■ Data about app and page elements
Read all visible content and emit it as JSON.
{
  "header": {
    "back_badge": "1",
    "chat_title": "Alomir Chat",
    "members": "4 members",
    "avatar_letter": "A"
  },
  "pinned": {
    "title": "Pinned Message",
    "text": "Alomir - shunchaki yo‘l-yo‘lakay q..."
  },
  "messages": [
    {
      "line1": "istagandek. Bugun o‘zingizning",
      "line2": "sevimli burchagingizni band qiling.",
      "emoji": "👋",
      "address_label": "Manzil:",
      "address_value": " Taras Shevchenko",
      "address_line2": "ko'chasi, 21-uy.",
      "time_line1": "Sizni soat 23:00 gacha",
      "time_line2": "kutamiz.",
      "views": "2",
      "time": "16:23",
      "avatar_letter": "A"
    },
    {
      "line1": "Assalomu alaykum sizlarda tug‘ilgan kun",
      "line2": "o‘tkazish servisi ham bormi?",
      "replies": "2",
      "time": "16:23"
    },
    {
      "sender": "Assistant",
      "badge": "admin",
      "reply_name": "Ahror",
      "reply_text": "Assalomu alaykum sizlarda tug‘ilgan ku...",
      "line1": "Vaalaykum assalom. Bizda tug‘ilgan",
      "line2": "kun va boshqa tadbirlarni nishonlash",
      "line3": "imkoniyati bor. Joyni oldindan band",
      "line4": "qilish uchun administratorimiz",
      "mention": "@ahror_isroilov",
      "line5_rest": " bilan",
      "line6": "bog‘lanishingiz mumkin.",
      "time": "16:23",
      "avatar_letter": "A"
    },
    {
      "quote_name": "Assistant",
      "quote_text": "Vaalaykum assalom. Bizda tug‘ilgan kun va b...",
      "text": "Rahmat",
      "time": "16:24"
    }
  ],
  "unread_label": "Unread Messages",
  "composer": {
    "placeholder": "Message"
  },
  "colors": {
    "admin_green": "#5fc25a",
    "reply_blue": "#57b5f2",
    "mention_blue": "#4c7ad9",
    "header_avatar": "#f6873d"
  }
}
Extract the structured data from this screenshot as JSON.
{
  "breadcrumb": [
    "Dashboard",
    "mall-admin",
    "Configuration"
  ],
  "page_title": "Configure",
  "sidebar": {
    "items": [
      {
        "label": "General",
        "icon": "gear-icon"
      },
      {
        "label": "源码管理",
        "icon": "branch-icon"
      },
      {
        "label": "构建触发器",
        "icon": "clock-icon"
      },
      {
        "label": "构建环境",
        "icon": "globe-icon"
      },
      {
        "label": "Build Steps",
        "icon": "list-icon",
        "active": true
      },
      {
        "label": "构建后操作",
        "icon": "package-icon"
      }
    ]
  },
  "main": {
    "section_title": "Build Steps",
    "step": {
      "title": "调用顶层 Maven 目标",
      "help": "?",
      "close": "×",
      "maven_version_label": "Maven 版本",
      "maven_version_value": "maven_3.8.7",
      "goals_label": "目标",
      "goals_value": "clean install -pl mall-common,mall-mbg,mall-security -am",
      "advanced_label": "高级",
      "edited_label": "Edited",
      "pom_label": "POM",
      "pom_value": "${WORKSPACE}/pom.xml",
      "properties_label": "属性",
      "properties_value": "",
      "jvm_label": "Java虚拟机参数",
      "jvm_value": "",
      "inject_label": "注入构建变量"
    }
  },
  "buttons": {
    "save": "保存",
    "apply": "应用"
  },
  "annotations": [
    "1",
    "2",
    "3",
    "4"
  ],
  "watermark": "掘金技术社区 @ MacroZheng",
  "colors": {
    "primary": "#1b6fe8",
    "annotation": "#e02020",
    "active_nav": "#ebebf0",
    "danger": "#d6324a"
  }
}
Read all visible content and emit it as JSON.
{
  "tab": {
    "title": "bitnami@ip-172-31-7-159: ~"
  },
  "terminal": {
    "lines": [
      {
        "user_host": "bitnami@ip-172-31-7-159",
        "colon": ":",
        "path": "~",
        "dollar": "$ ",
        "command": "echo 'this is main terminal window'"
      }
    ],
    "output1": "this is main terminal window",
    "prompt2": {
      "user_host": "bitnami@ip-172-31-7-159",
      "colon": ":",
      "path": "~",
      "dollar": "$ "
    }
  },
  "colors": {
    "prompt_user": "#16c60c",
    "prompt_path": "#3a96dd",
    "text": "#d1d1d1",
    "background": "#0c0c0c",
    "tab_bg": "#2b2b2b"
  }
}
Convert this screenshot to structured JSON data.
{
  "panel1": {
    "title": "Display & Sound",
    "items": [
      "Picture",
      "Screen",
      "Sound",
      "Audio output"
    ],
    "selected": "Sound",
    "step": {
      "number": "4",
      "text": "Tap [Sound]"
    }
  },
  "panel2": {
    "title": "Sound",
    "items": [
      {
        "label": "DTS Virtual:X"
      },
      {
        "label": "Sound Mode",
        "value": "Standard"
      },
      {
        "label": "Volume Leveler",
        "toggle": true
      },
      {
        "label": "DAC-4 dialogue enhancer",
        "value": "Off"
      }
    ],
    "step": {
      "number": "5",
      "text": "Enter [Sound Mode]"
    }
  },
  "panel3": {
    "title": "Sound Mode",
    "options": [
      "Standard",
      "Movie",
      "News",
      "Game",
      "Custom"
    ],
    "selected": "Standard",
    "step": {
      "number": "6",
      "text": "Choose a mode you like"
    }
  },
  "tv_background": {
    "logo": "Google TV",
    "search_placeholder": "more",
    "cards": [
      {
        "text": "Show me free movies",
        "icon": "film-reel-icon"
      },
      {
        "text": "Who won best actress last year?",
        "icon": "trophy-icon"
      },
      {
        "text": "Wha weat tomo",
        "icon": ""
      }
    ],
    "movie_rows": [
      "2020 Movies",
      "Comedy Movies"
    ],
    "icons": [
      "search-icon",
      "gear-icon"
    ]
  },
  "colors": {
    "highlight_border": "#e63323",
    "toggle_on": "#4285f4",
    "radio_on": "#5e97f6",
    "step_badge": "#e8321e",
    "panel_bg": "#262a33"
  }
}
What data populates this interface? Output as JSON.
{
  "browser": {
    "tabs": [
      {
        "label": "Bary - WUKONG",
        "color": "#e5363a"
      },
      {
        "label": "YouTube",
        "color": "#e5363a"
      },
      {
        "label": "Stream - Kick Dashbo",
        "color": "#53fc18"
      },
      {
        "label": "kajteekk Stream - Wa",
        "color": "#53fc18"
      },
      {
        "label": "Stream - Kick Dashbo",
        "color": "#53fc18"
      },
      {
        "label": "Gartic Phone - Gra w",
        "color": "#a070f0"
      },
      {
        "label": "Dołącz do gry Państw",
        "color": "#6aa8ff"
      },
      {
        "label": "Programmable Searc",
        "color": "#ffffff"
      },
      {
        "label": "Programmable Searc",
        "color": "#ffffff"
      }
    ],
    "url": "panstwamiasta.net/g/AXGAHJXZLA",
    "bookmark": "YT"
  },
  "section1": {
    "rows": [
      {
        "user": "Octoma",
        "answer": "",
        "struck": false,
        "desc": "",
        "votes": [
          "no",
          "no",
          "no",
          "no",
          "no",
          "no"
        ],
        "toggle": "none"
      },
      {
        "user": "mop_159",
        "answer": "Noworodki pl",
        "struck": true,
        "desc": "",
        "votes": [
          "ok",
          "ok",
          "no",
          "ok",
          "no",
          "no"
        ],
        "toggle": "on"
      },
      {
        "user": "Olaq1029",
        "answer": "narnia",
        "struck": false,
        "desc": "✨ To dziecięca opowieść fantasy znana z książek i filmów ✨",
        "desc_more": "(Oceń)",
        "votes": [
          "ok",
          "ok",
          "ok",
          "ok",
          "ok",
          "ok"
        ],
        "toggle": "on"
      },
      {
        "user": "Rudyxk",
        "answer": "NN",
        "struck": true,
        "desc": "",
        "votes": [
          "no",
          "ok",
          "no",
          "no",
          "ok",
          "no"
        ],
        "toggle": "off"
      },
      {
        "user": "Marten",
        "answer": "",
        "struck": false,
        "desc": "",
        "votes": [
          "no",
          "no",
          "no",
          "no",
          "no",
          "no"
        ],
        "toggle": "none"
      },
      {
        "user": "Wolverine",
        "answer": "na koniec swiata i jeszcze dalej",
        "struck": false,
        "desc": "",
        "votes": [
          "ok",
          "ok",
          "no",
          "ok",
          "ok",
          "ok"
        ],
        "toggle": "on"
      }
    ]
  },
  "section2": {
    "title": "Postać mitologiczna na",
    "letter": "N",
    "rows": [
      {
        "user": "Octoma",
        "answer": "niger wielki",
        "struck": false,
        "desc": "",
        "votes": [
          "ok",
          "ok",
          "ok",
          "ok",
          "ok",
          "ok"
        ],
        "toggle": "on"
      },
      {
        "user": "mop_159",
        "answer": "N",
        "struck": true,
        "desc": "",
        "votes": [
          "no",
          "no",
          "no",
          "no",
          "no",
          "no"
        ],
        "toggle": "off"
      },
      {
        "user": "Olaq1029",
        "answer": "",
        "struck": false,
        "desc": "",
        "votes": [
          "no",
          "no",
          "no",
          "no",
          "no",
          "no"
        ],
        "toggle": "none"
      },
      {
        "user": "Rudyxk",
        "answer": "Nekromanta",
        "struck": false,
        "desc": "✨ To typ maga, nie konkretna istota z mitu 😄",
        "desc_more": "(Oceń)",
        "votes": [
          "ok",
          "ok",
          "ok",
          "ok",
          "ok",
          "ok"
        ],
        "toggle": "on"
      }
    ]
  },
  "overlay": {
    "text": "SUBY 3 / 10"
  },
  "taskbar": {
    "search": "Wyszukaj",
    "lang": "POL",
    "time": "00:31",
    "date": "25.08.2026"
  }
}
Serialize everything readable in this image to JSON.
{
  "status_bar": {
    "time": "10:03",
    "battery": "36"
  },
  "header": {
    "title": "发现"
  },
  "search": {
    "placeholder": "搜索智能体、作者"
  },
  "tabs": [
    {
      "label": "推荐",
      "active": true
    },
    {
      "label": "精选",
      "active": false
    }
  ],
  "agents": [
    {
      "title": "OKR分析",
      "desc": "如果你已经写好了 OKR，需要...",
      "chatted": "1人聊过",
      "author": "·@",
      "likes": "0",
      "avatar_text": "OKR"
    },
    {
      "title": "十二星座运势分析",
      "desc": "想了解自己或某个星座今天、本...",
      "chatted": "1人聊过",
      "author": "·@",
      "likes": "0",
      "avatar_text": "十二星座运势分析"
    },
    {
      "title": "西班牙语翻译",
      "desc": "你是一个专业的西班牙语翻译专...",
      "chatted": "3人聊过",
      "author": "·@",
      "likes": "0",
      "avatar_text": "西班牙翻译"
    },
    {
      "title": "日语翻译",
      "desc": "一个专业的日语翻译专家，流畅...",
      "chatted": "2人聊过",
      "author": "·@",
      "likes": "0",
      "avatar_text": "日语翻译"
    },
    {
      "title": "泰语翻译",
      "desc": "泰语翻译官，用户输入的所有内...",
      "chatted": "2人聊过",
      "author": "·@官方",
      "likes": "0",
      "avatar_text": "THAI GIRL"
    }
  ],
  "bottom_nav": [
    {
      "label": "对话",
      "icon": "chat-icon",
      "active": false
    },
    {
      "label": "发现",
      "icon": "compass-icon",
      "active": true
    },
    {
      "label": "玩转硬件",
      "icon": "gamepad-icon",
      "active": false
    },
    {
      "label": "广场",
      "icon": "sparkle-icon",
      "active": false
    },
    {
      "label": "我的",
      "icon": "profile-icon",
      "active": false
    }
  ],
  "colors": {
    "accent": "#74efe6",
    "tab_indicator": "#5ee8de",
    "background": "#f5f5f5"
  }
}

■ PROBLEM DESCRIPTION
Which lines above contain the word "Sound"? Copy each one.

■ EXERCISE RESPONSE
    "title": "Display & Sound",
      "Sound",
    "selected": "Sound",
      "text": "Tap [Sound]"
    "title": "Sound",
        "label": "Sound Mode",
      "text": "Enter [Sound Mode]"
    "title": "Sound Mode",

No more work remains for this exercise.